YOUR OBJECTIVE =
Which lines of the data below hold "JSON"? Copy each of them.

Data records =
==========

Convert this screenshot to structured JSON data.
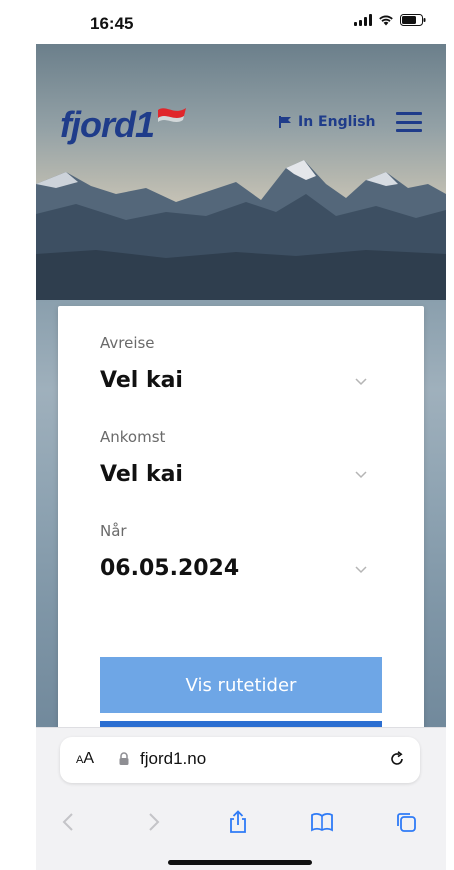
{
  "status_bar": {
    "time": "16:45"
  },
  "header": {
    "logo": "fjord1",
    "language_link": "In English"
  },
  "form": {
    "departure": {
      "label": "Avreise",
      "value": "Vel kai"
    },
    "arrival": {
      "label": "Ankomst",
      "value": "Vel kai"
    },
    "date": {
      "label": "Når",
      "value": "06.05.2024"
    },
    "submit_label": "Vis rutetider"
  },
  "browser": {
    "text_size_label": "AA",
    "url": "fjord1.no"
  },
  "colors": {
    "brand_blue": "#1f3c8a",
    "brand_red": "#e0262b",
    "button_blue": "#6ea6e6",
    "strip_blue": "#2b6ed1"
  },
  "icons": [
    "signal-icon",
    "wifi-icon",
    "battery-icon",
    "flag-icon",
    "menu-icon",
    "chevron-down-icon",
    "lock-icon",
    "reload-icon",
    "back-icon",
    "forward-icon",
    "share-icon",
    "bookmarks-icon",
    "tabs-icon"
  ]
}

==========

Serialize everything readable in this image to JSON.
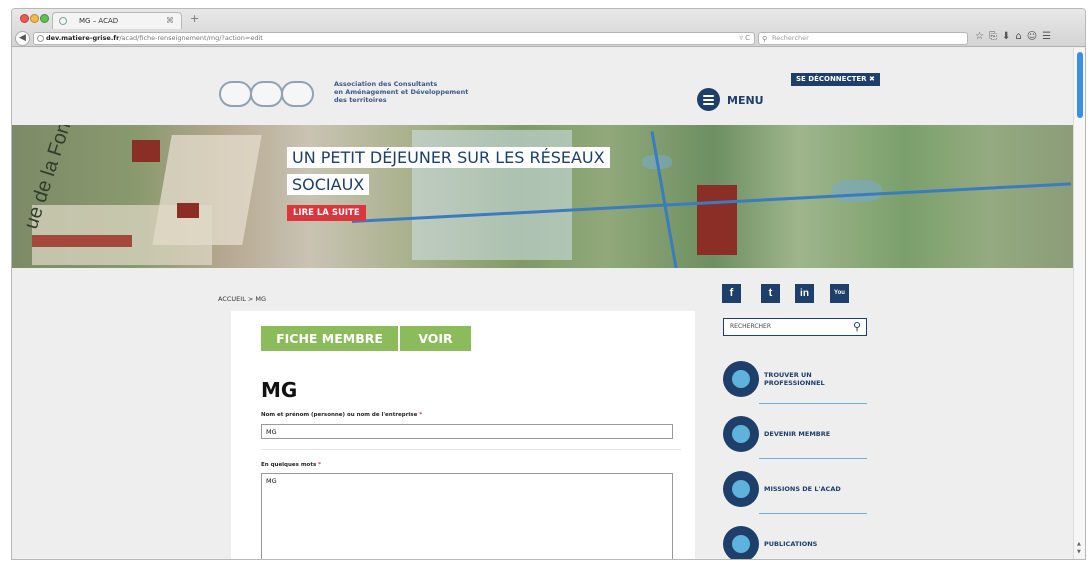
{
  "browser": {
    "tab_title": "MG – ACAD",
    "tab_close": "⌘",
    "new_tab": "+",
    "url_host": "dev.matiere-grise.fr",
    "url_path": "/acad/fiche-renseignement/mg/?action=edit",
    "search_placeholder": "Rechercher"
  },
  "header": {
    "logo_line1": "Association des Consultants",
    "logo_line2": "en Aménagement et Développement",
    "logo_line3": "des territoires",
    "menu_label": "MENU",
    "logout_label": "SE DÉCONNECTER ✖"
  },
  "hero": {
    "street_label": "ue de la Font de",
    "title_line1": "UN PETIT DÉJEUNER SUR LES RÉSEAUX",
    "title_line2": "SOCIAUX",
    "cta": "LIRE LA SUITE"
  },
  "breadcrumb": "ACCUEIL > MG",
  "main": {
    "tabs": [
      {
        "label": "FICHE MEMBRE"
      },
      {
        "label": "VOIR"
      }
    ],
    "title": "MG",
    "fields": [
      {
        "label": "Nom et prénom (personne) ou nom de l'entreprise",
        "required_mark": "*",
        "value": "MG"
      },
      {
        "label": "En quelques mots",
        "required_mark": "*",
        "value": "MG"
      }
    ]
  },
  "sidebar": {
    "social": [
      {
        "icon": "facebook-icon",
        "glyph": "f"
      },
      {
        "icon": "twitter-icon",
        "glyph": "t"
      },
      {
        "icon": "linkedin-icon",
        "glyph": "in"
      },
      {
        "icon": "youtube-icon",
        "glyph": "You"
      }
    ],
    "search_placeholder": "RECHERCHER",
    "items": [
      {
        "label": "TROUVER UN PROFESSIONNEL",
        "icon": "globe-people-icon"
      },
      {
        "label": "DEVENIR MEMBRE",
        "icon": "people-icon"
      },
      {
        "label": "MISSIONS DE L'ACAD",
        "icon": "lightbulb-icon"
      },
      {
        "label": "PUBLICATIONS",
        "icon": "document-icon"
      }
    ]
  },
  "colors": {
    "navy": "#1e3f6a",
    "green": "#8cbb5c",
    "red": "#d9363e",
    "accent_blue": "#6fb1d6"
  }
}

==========

OUTPUT OF THE EXERCISE =
Convert this screenshot to structured JSON data.
Serialize everything readable in this image to JSON.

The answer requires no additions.